The Conrad State 30 Program currently expires: September 30, 2012.History of Conrad State Program extensions.
Congress usually acts after the deadline passes, resulting in retroactive extensions. Recent extensions: October 8, 2008, extended until March 6, 2009 [Pub.L. 110-362]; March 20, 2009, extended until September 30, 2009 [Pub.L. 111-9]; October 28, 2009, extended until September 30, 2012. [Pub.L. 111-83].
Background on the Conrad State 30 Program (Excerpt from the NAFSA Adviser's Manual)
Under the Conrad State 30 Program, a U.S. state’s department of public health or its equivalent may also recommend waivers of the two-year requirement for foreign medical graduates who have obtained graduate medical education or training, if the FMG agrees to practice “primary care or specialty medicine” for three years in an area designated by HHS as having a shortage of health care professionals.
Each U.S. state is eligible for up to 30 waivers per year, up to five of which can be issued to physicians who practice medicine in areas not designated by HHS as having a shortage of health care professionals, but who do practice in facilities that serve patients who reside in such areas. [INA § 214(l)(1)(B); 8 C.F.R. § 212.7(c)(9)]
Waivers can only be granted to J-1 physicians who were admitted to the United States, or who had otherwise acquired J-1 status prior to a Congressionally-set deadline. That deadline is currently September 30, 2012.
The specific requirements for the Conrad State program are identical to the requirements for recommendation by an interested U.S. government agency, with some differences specified in DOS regulations at 22 C.F.R. § 41.63(e), DHS regulations at 8 C.F.R. § 212.7(c)(9), and DOS Waiver Review Division FAQs:
- A letter from the State Department of Public Health’s official designated by the governor, that:
- States that it is in the “public interest” that the physician remain in the United States
- Includes the exchange visitor’s name, country of nationality or last residence, and date of birth
- Identifies the name and address of the medical facility, and
- The relevant Health Professional Shortage Area (HPSA) ID number of the medical shortage area.
- The Department of State maintains an online list of state health department contacts.
- A letter from the facility that wishes to hire the physician, and evidence that it is in a Health Professional Shortage Area (HPSA) or Medically Underserved Area (MUA).

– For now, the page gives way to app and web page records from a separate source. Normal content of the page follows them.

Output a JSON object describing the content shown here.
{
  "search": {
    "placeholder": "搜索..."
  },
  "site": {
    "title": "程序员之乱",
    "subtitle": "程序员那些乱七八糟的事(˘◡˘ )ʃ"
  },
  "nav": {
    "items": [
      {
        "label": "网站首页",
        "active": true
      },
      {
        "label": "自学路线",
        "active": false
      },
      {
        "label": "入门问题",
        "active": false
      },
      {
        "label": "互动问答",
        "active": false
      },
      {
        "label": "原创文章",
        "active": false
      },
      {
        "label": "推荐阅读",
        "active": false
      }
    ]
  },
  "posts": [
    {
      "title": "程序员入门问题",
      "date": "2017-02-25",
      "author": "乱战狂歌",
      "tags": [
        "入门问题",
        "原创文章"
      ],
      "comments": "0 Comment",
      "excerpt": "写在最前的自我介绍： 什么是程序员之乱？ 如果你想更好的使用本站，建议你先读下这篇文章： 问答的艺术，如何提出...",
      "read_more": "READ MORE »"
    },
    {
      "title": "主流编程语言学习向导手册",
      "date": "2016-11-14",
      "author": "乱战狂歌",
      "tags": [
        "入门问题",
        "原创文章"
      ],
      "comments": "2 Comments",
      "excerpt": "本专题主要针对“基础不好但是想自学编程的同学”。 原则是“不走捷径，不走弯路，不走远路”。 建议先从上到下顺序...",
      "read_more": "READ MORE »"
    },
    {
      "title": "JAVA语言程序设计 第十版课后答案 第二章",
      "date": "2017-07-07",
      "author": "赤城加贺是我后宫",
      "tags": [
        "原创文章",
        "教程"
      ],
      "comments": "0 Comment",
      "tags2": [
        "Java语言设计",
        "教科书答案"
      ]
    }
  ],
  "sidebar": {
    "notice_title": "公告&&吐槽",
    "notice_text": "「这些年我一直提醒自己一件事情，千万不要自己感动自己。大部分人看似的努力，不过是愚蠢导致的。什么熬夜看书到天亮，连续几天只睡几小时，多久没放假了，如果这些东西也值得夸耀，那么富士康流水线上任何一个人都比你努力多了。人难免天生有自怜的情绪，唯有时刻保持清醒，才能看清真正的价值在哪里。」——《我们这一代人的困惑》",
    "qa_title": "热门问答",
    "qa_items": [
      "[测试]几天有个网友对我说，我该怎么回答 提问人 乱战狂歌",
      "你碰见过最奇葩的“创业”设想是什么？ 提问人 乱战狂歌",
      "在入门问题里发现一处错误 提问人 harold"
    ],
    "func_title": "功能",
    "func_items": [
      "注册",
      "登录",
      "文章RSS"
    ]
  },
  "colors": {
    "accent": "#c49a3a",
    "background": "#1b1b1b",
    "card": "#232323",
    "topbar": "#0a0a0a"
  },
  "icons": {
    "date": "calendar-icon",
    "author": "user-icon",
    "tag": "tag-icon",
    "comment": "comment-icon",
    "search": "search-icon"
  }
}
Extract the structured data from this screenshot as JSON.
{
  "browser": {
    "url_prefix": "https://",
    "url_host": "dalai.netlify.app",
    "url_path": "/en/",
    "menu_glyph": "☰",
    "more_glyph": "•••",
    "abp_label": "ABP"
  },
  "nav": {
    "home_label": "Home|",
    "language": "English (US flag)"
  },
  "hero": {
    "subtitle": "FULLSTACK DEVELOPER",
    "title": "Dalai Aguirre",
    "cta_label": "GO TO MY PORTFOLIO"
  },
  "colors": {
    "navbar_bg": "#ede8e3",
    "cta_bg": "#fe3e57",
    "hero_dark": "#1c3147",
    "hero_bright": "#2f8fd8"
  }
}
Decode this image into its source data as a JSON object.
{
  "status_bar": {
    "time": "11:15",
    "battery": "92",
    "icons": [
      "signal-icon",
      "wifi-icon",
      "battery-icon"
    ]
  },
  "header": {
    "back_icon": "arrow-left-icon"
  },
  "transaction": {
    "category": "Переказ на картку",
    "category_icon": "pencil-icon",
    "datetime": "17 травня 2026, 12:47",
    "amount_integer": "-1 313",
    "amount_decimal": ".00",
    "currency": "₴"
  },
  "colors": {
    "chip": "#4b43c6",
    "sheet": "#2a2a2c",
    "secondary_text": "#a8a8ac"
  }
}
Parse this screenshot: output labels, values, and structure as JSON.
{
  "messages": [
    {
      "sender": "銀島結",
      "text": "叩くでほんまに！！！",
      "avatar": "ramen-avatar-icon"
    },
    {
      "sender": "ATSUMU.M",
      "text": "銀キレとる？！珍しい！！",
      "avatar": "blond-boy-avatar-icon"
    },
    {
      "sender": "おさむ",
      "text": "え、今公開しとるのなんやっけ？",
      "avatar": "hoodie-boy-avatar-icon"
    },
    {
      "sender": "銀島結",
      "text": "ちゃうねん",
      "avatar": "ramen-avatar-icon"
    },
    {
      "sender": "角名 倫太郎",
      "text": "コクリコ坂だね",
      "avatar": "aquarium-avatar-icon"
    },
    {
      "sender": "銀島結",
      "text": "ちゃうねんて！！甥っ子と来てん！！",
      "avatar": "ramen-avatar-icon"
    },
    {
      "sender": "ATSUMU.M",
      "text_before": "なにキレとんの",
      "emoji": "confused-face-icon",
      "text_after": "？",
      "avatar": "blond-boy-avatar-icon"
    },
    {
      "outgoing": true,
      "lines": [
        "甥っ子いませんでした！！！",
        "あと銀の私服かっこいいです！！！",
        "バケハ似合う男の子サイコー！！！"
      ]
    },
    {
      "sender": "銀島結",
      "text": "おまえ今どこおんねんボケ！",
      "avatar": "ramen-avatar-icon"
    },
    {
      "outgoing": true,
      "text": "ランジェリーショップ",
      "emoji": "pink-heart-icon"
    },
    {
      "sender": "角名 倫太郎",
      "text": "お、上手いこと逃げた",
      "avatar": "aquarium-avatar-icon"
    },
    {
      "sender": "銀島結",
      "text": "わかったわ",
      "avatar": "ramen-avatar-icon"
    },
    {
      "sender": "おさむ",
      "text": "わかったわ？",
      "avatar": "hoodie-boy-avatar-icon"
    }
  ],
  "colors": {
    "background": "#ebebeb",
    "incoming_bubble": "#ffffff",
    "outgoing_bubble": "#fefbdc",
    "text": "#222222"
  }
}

- An employment contract for full-time employment (no less than 40 hours per week) at a specific health care facility located in an HHS-designated health care shortage area and must agree to begin work within 90 days of receiving the waiver. The contract must be signed by both the exchange visitor physician and the head of the facility.
- The alien must agree that barring extenuating circumstances he or she will remain employed at the same health facility for a minimum of 3 years.
- The alien must agree to practice medicine only in HHS-designated shortage areas during the 3-year period.
- If the foreign medical graduate is contractually obligated to return to his or her home country (as in most cases where the education or training was funded by the home country), the country to which the alien is contractually obligated to return must provide DOS with a statement of no objection, with a notation that the no objection statement is being submitted pursuant to Public Law 104-416.
Violations of these requirements would again subject the alien to the home-residency requirement.
On approval of the waiver by both DOS and USCIS, the beneficiary (and accompanying dependents) is eligible to change status to H-1B, without having to travel outside the United States for consular processing. Those receiving the waiver must remain in H-1B status for the 3-year period of employment before their waiver “vests.” It is not until the waiver “vests” that the alien would become eligible to apply for permanent resident status.